Segment Start: Data records

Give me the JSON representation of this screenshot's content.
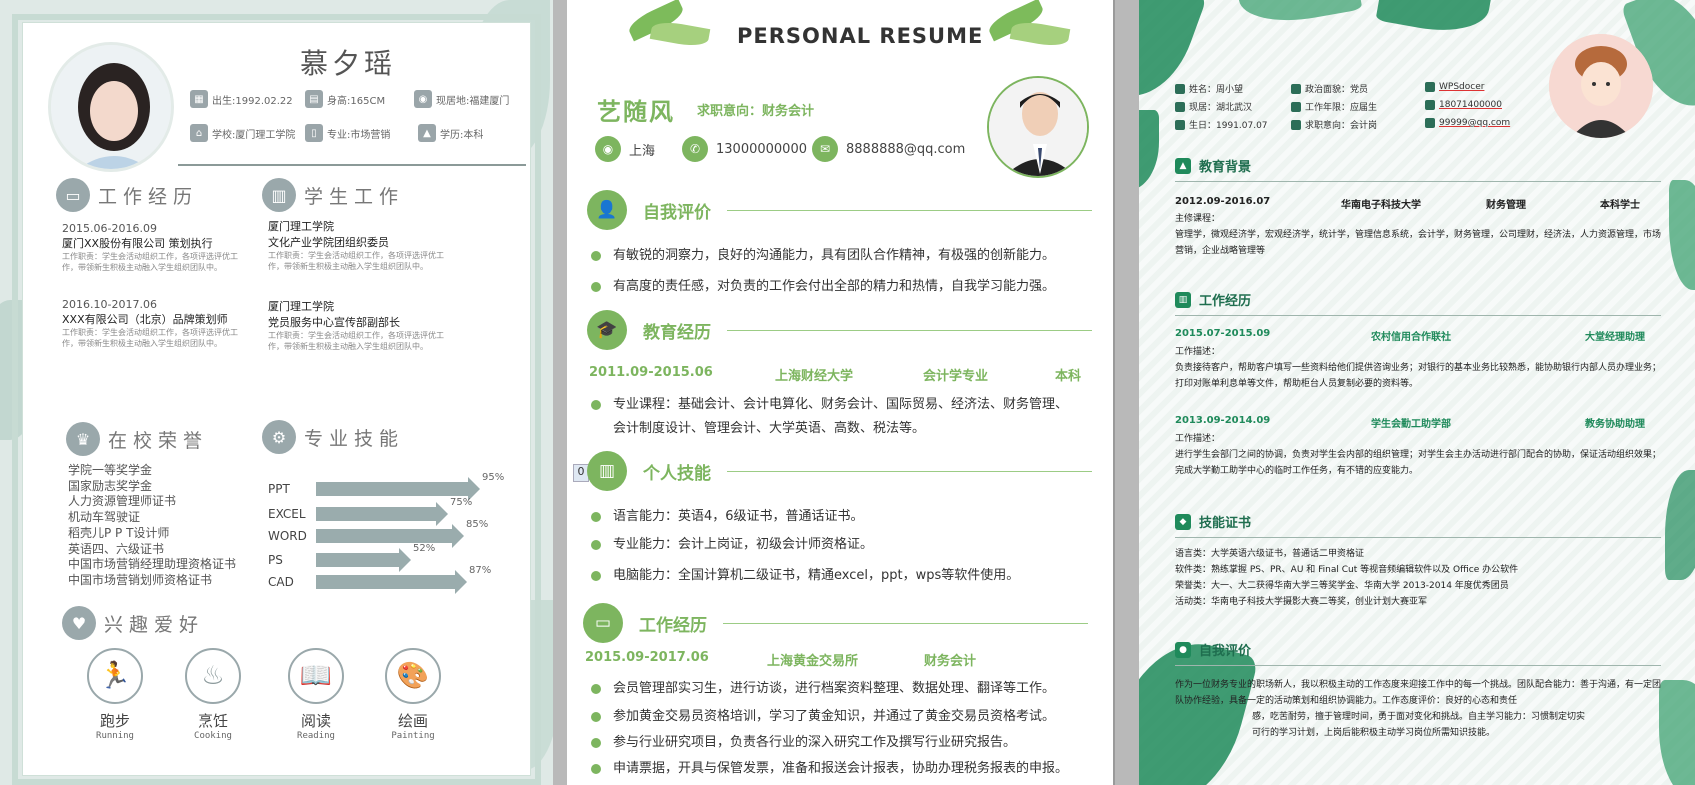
{
  "resume1": {
    "name": "慕夕瑶",
    "info": [
      {
        "icon": "calendar-icon",
        "text": "出生:1992.02.22"
      },
      {
        "icon": "ruler-icon",
        "text": "身高:165CM"
      },
      {
        "icon": "location-icon",
        "text": "现居地:福建厦门"
      },
      {
        "icon": "school-icon",
        "text": "学校:厦门理工学院"
      },
      {
        "icon": "book-icon",
        "text": "专业:市场营销"
      },
      {
        "icon": "graduation-cap-icon",
        "text": "学历:本科"
      }
    ],
    "sections": {
      "work": "工作经历",
      "student": "学生工作",
      "honors": "在校荣誉",
      "skills": "专业技能",
      "hobbies": "兴趣爱好"
    },
    "work": [
      {
        "date": "2015.06-2016.09",
        "title": "厦门XX股份有限公司 策划执行",
        "desc": "工作职责：学生会活动组织工作，各项评选评优工作，带领新生积极主动融入学生组织团队中。"
      },
      {
        "date": "2016.10-2017.06",
        "title": "XXX有限公司（北京）品牌策划师",
        "desc": "工作职责：学生会活动组织工作，各项评选评优工作，带领新生积极主动融入学生组织团队中。"
      }
    ],
    "student": [
      {
        "org": "厦门理工学院",
        "title": "文化产业学院团组织委员",
        "desc": "工作职责：学生会活动组织工作，各项评选评优工作，带领新生积极主动融入学生组织团队中。"
      },
      {
        "org": "厦门理工学院",
        "title": "党员服务中心宣传部副部长",
        "desc": "工作职责：学生会活动组织工作，各项评选评优工作，带领新生积极主动融入学生组织团队中。"
      }
    ],
    "honors": [
      "学院一等奖学金",
      "国家励志奖学金",
      "人力资源管理师证书",
      "机动车驾驶证",
      "稻壳儿P P T设计师",
      "英语四、六级证书",
      "中国市场营销经理助理资格证书",
      "中国市场营销划师资格证书"
    ],
    "skills": [
      {
        "name": "PPT",
        "percent": 95,
        "label": "95%"
      },
      {
        "name": "EXCEL",
        "percent": 75,
        "label": "75%"
      },
      {
        "name": "WORD",
        "percent": 85,
        "label": "85%"
      },
      {
        "name": "PS",
        "percent": 52,
        "label": "52%"
      },
      {
        "name": "CAD",
        "percent": 87,
        "label": "87%"
      }
    ],
    "hobbies": [
      {
        "icon": "running-icon",
        "glyph": "🏃",
        "label": "跑步",
        "en": "Running"
      },
      {
        "icon": "cooking-icon",
        "glyph": "♨",
        "label": "烹饪",
        "en": "Cooking"
      },
      {
        "icon": "book-open-icon",
        "glyph": "📖",
        "label": "阅读",
        "en": "Reading"
      },
      {
        "icon": "palette-icon",
        "glyph": "🎨",
        "label": "绘画",
        "en": "Painting"
      }
    ]
  },
  "resume2": {
    "title": "PERSONAL RESUME",
    "name": "艺随风",
    "objective": "求职意向：财务会计",
    "contact": [
      {
        "icon": "location-pin-icon",
        "text": "上海"
      },
      {
        "icon": "phone-icon",
        "text": "13000000000"
      },
      {
        "icon": "mail-icon",
        "text": "8888888@qq.com"
      }
    ],
    "sections": {
      "self": "自我评价",
      "edu": "教育经历",
      "skills": "个人技能",
      "work": "工作经历"
    },
    "self_eval": [
      "有敏锐的洞察力，良好的沟通能力，具有团队合作精神，有极强的创新能力。",
      "有高度的责任感，对负责的工作会付出全部的精力和热情，自我学习能力强。"
    ],
    "edu": {
      "date": "2011.09-2015.06",
      "school": "上海财经大学",
      "major": "会计学专业",
      "degree": "本科"
    },
    "edu_desc": "专业课程：基础会计、会计电算化、财务会计、国际贸易、经济法、财务管理、会计制度设计、管理会计、大学英语、高数、税法等。",
    "skills": [
      "语言能力：英语4，6级证书，普通话证书。",
      "专业能力：会计上岗证，初级会计师资格证。",
      "电脑能力：全国计算机二级证书，精通excel，ppt，wps等软件使用。"
    ],
    "badge": "0",
    "work": {
      "date": "2015.09-2017.06",
      "company": "上海黄金交易所",
      "role": "财务会计"
    },
    "work_items": [
      "会员管理部实习生，进行访谈，进行档案资料整理、数据处理、翻译等工作。",
      "参加黄金交易员资格培训，学习了黄金知识，并通过了黄金交易员资格考试。",
      "参与行业研究项目，负责各行业的深入研究工作及撰写行业研究报告。",
      "申请票据，开具与保管发票，准备和报送会计报表，协助办理税务报表的申报。"
    ]
  },
  "resume3": {
    "info": [
      {
        "icon": "user-icon",
        "text": "姓名：周小望"
      },
      {
        "icon": "flag-icon",
        "text": "政治面貌：党员"
      },
      {
        "icon": "web-icon",
        "text": "WPSdocer",
        "underline": true
      },
      {
        "icon": "home-icon",
        "text": "现居：湖北武汉"
      },
      {
        "icon": "briefcase-icon",
        "text": "工作年限：应届生"
      },
      {
        "icon": "phone-icon",
        "text": "18071400000",
        "underline": true
      },
      {
        "icon": "cake-icon",
        "text": "生日：1991.07.07"
      },
      {
        "icon": "target-icon",
        "text": "求职意向：会计岗"
      },
      {
        "icon": "mail-icon",
        "text": "99999@qq.com",
        "underline": true
      }
    ],
    "sections": {
      "edu": "教育背景",
      "work": "工作经历",
      "certs": "技能证书",
      "self": "自我评价"
    },
    "edu": {
      "date": "2012.09-2016.07",
      "school": "华南电子科技大学",
      "major": "财务管理",
      "degree": "本科学士"
    },
    "courses_label": "主修课程：",
    "courses": "管理学，微观经济学，宏观经济学，统计学，管理信息系统，会计学，财务管理，公司理财，经济法，人力资源管理，市场营销，企业战略管理等",
    "jobs": [
      {
        "date": "2015.07-2015.09",
        "org": "农村信用合作联社",
        "role": "大堂经理助理",
        "label": "工作描述：",
        "desc": "负责接待客户，帮助客户填写一些资料给他们提供咨询业务；对银行的基本业务比较熟悉，能协助银行内部人员办理业务；打印对账单利息单等文件，帮助柜台人员复制必要的资料等。"
      },
      {
        "date": "2013.09-2014.09",
        "org": "学生会勤工助学部",
        "role": "教务协助助理",
        "label": "工作描述：",
        "desc": "进行学生会部门之间的协调，负责对学生会内部的组织管理；对学生会主办活动进行部门配合的协助，保证活动组织效果；完成大学勤工助学中心的临时工作任务，有不错的应变能力。"
      }
    ],
    "certs": [
      "语言类：大学英语六级证书，普通话二甲资格证",
      "软件类：熟练掌握 PS、PR、AU 和 Final Cut 等视音频编辑软件以及 Office 办公软件",
      "荣誉类：大一、大二获得华南大学三等奖学金、华南大学 2013-2014 年度优秀团员",
      "活动类：华南电子科技大学摄影大赛二等奖，创业计划大赛亚军"
    ],
    "self_eval_1": "作为一位财务专业的职场新人，我以积极主动的工作态度来迎接工作中的每一个挑战。团队配合能力：善于沟通，有一定团队协作经验，具备一定的活动策划和组织协调能力。工作态度评价：良好的心态和责任",
    "self_eval_2": "感，吃苦耐劳，擅于管理时间，勇于面对变化和挑战。自主学习能力：习惯制定切实",
    "self_eval_3": "可行的学习计划，上岗后能积极主动学习岗位所需知识技能。"
  }
}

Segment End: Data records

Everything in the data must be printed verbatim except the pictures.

### Solution for this exercise
Give me the JSON representation of this screenshot's content.
{
  "resume1": {
    "name": "慕夕瑶",
    "info": [
      {
        "icon": "calendar-icon",
        "text": "出生:1992.02.22"
      },
      {
        "icon": "ruler-icon",
        "text": "身高:165CM"
      },
      {
        "icon": "location-icon",
        "text": "现居地:福建厦门"
      },
      {
        "icon": "school-icon",
        "text": "学校:厦门理工学院"
      },
      {
        "icon": "book-icon",
        "text": "专业:市场营销"
      },
      {
        "icon": "graduation-cap-icon",
        "text": "学历:本科"
      }
    ],
    "sections": {
      "work": "工作经历",
      "student": "学生工作",
      "honors": "在校荣誉",
      "skills": "专业技能",
      "hobbies": "兴趣爱好"
    },
    "work": [
      {
        "date": "2015.06-2016.09",
        "title": "厦门XX股份有限公司 策划执行",
        "desc": "工作职责：学生会活动组织工作，各项评选评优工作，带领新生积极主动融入学生组织团队中。"
      },
      {
        "date": "2016.10-2017.06",
        "title": "XXX有限公司（北京）品牌策划师",
        "desc": "工作职责：学生会活动组织工作，各项评选评优工作，带领新生积极主动融入学生组织团队中。"
      }
    ],
    "student": [
      {
        "org": "厦门理工学院",
        "title": "文化产业学院团组织委员",
        "desc": "工作职责：学生会活动组织工作，各项评选评优工作，带领新生积极主动融入学生组织团队中。"
      },
      {
        "org": "厦门理工学院",
        "title": "党员服务中心宣传部副部长",
        "desc": "工作职责：学生会活动组织工作，各项评选评优工作，带领新生积极主动融入学生组织团队中。"
      }
    ],
    "honors": [
      "学院一等奖学金",
      "国家励志奖学金",
      "人力资源管理师证书",
      "机动车驾驶证",
      "稻壳儿P P T设计师",
      "英语四、六级证书",
      "中国市场营销经理助理资格证书",
      "中国市场营销划师资格证书"
    ],
    "skills": [
      {
        "name": "PPT",
        "percent": 95,
        "label": "95%"
      },
      {
        "name": "EXCEL",
        "percent": 75,
        "label": "75%"
      },
      {
        "name": "WORD",
        "percent": 85,
        "label": "85%"
      },
      {
        "name": "PS",
        "percent": 52,
        "label": "52%"
      },
      {
        "name": "CAD",
        "percent": 87,
        "label": "87%"
      }
    ],
    "hobbies": [
      {
        "icon": "running-icon",
        "glyph": "🏃",
        "label": "跑步",
        "en": "Running"
      },
      {
        "icon": "cooking-icon",
        "glyph": "♨",
        "label": "烹饪",
        "en": "Cooking"
      },
      {
        "icon": "book-open-icon",
        "glyph": "📖",
        "label": "阅读",
        "en": "Reading"
      },
      {
        "icon": "palette-icon",
        "glyph": "🎨",
        "label": "绘画",
        "en": "Painting"
      }
    ]
  },
  "resume2": {
    "title": "PERSONAL RESUME",
    "name": "艺随风",
    "objective": "求职意向：财务会计",
    "contact": [
      {
        "icon": "location-pin-icon",
        "text": "上海"
      },
      {
        "icon": "phone-icon",
        "text": "13000000000"
      },
      {
        "icon": "mail-icon",
        "text": "8888888@qq.com"
      }
    ],
    "sections": {
      "self": "自我评价",
      "edu": "教育经历",
      "skills": "个人技能",
      "work": "工作经历"
    },
    "self_eval": [
      "有敏锐的洞察力，良好的沟通能力，具有团队合作精神，有极强的创新能力。",
      "有高度的责任感，对负责的工作会付出全部的精力和热情，自我学习能力强。"
    ],
    "edu": {
      "date": "2011.09-2015.06",
      "school": "上海财经大学",
      "major": "会计学专业",
      "degree": "本科"
    },
    "edu_desc": "专业课程：基础会计、会计电算化、财务会计、国际贸易、经济法、财务管理、会计制度设计、管理会计、大学英语、高数、税法等。",
    "skills": [
      "语言能力：英语4，6级证书，普通话证书。",
      "专业能力：会计上岗证，初级会计师资格证。",
      "电脑能力：全国计算机二级证书，精通excel，ppt，wps等软件使用。"
    ],
    "badge": "0",
    "work": {
      "date": "2015.09-2017.06",
      "company": "上海黄金交易所",
      "role": "财务会计"
    },
    "work_items": [
      "会员管理部实习生，进行访谈，进行档案资料整理、数据处理、翻译等工作。",
      "参加黄金交易员资格培训，学习了黄金知识，并通过了黄金交易员资格考试。",
      "参与行业研究项目，负责各行业的深入研究工作及撰写行业研究报告。",
      "申请票据，开具与保管发票，准备和报送会计报表，协助办理税务报表的申报。"
    ]
  },
  "resume3": {
    "info": [
      {
        "icon": "user-icon",
        "text": "姓名：周小望"
      },
      {
        "icon": "flag-icon",
        "text": "政治面貌：党员"
      },
      {
        "icon": "web-icon",
        "text": "WPSdocer",
        "underline": true
      },
      {
        "icon": "home-icon",
        "text": "现居：湖北武汉"
      },
      {
        "icon": "briefcase-icon",
        "text": "工作年限：应届生"
      },
      {
        "icon": "phone-icon",
        "text": "18071400000",
        "underline": true
      },
      {
        "icon": "cake-icon",
        "text": "生日：1991.07.07"
      },
      {
        "icon": "target-icon",
        "text": "求职意向：会计岗"
      },
      {
        "icon": "mail-icon",
        "text": "99999@qq.com",
        "underline": true
      }
    ],
    "sections": {
      "edu": "教育背景",
      "work": "工作经历",
      "certs": "技能证书",
      "self": "自我评价"
    },
    "edu": {
      "date": "2012.09-2016.07",
      "school": "华南电子科技大学",
      "major": "财务管理",
      "degree": "本科学士"
    },
    "courses_label": "主修课程：",
    "courses": "管理学，微观经济学，宏观经济学，统计学，管理信息系统，会计学，财务管理，公司理财，经济法，人力资源管理，市场营销，企业战略管理等",
    "jobs": [
      {
        "date": "2015.07-2015.09",
        "org": "农村信用合作联社",
        "role": "大堂经理助理",
        "label": "工作描述：",
        "desc": "负责接待客户，帮助客户填写一些资料给他们提供咨询业务；对银行的基本业务比较熟悉，能协助银行内部人员办理业务；打印对账单利息单等文件，帮助柜台人员复制必要的资料等。"
      },
      {
        "date": "2013.09-2014.09",
        "org": "学生会勤工助学部",
        "role": "教务协助助理",
        "label": "工作描述：",
        "desc": "进行学生会部门之间的协调，负责对学生会内部的组织管理；对学生会主办活动进行部门配合的协助，保证活动组织效果；完成大学勤工助学中心的临时工作任务，有不错的应变能力。"
      }
    ],
    "certs": [
      "语言类：大学英语六级证书，普通话二甲资格证",
      "软件类：熟练掌握 PS、PR、AU 和 Final Cut 等视音频编辑软件以及 Office 办公软件",
      "荣誉类：大一、大二获得华南大学三等奖学金、华南大学 2013-2014 年度优秀团员",
      "活动类：华南电子科技大学摄影大赛二等奖，创业计划大赛亚军"
    ],
    "self_eval_1": "作为一位财务专业的职场新人，我以积极主动的工作态度来迎接工作中的每一个挑战。团队配合能力：善于沟通，有一定团队协作经验，具备一定的活动策划和组织协调能力。工作态度评价：良好的心态和责任",
    "self_eval_2": "感，吃苦耐劳，擅于管理时间，勇于面对变化和挑战。自主学习能力：习惯制定切实",
    "self_eval_3": "可行的学习计划，上岗后能积极主动学习岗位所需知识技能。"
  }
}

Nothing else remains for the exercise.